The Law of the United States offers an introduction and overview of the American legal system. With an emphasis throughout on up-to-date case law and current literature, it is an ideal first point of entry for students and practitioners alike, and a starting point for further independent research.
Professor Hay provides a concise and straightforward explanation of the law and legal vocabulary, as well as an introduction to the different types of law and legal techniques. He explains the role of Congress, the Executive and the Courts, and clarifies the mechanisms behind the branches of public and private law in the United States. He introduces the reader to the complexities of federal and state law, emphasizing that the many areas of public law and virtually all areas of private law are the separate law of the 50 States, the District of Columbia, and the (U.S.-dependent) Territories in which common language, legal tradition, and culture have served to bring about a basic legal unity. Several private law areas (contract law, torts, family law, succession) receive detailed treatment, as do criminal law and procedure.
The book provides detailed references to legislation, case law, and the literature, up-to-date through early 2016. Four appendices present a detailed case study with commentary to aid the civil law reader in understanding of the case law system; the text of the U.S. Constitution (referred to in several contexts throughout the book); a geographic map of the U.S. federal court system; and information on the Legal Profession in the United States.
Table of Contents
1. Introduction, Sources, Nature of U.S. Law, Legal Methodology 2. Public Law 3. The Judicial System: Courts and Civil Procedure 4. Conflict of Laws 5. Private Law 6. Business Law and Economic Regulation 7. Criminal Law and Procedure Appendices
Peter Hay is the L.Q.C. Lamar Professor of Law Emeritus at Emory University, USA. His research focuses on the fields of conflict of laws, European Union law, comparative law, and contracts and sales. From 1963–1991 he held a chair at the University of Illinois and served as Dean of its law faculty for ten years. From 1994–2000 he held, concurrently with his Emory appointment, the chair for Civil Law, Foreign and International Private Law, and Comparative Law at the University of Dresden, Germany, where he served as Dean of its law faculty from 1997–2000. He has been a visiting professor at Stanford University, Central European University in Budapest, Bucerius Law School, and the universities of Bonn, Freiburg, and Konstanz in Germany.
Peter Hay's book is a standard work on U.S. law. I have used previous editions many times to refresh my memory on certain aspects or for getting a first introduction into areas I did not know. The book is informative, makes references to further literature and helps to understand the context which is not always clear to a foreign lawyer.
Prof. Dr. Dr. h.c. mult. Jürgen Basedow, LL.M. (Harvard University)
Professor Peter Hay’s deep engagement with Comparative Law and Private International Law provides him with an unmatched set of qualifications to prepare an Introduction to the Law of the United States for a readership of English and Commonwealth students and legal professionals.
The cliché that the United Kingdom (and for that matter the English-language Commonwealth family) and the United States are divided by a common language has genuine salience when it comes to the language of law.

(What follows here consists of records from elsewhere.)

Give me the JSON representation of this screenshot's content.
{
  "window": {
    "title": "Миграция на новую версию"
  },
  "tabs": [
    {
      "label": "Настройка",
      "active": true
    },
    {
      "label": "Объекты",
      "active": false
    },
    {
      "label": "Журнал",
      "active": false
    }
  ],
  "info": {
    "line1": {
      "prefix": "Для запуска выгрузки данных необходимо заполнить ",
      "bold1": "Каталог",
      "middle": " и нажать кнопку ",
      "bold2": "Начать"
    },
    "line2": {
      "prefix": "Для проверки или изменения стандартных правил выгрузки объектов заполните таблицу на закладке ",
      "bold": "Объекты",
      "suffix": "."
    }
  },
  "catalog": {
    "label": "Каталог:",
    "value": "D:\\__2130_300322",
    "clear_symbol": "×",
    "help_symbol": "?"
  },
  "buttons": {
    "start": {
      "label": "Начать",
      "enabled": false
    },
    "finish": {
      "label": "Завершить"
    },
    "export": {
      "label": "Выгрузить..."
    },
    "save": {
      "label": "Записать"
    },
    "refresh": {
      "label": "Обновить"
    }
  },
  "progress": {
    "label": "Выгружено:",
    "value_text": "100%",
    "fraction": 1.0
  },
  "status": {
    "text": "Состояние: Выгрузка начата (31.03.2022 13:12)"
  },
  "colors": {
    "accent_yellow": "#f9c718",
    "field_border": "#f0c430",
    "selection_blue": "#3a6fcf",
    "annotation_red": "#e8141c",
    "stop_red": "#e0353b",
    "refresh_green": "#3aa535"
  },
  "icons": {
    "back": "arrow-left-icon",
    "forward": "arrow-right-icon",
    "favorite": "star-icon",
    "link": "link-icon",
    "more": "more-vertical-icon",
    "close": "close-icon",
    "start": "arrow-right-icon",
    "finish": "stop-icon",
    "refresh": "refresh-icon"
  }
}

Today, of course, Brexit notwithstanding, the engagement with the law and legal system of the European Union has reshaped these UK/Commonwealth legal systems in new ways, which distance its students and practitioners from the U.S. branch of their common ancestry. That alone makes the arrival of this book important. But the divergence of the U.S. from its common ancestry is older and deeper than that.
The existence alone of 50 intra-U.S. jurisdictions with continuing dominance, but also still-continuing substantive differences within the classic fields of Contracts, Torts, Property, Criminal Law, Procedure and Evidence, creates a fluidity that to an outsider can seem chaotic. Added to that, the complex overlay and even more complex preemptive effects of federal law within a vague Constitutional system and the distinctions from other English-language jurisdictions become even more mystifying.
This situation requires a lucid and magisterially authoritative guide. Peter Hay’s book is that guide. Any attorney, any academic and any student preparing for an engagement with U.S.-related situations will find it essential.
Richard Buxbaum, Jackson H. Ralston Professor of International Law (Emeritus), Berkley Law, University of California
The career of Professor Hay has enabled him to undertake a scrutiny of U.S. law from a unique position. He is both an inside expert, and a highly qualified outside observer. His scholarship has strong roots both in the United States and in Europe – which allows perspective, and at the same time, a full understanding of intricate details.
Tibor Várady, Professor Emeritus, Central European University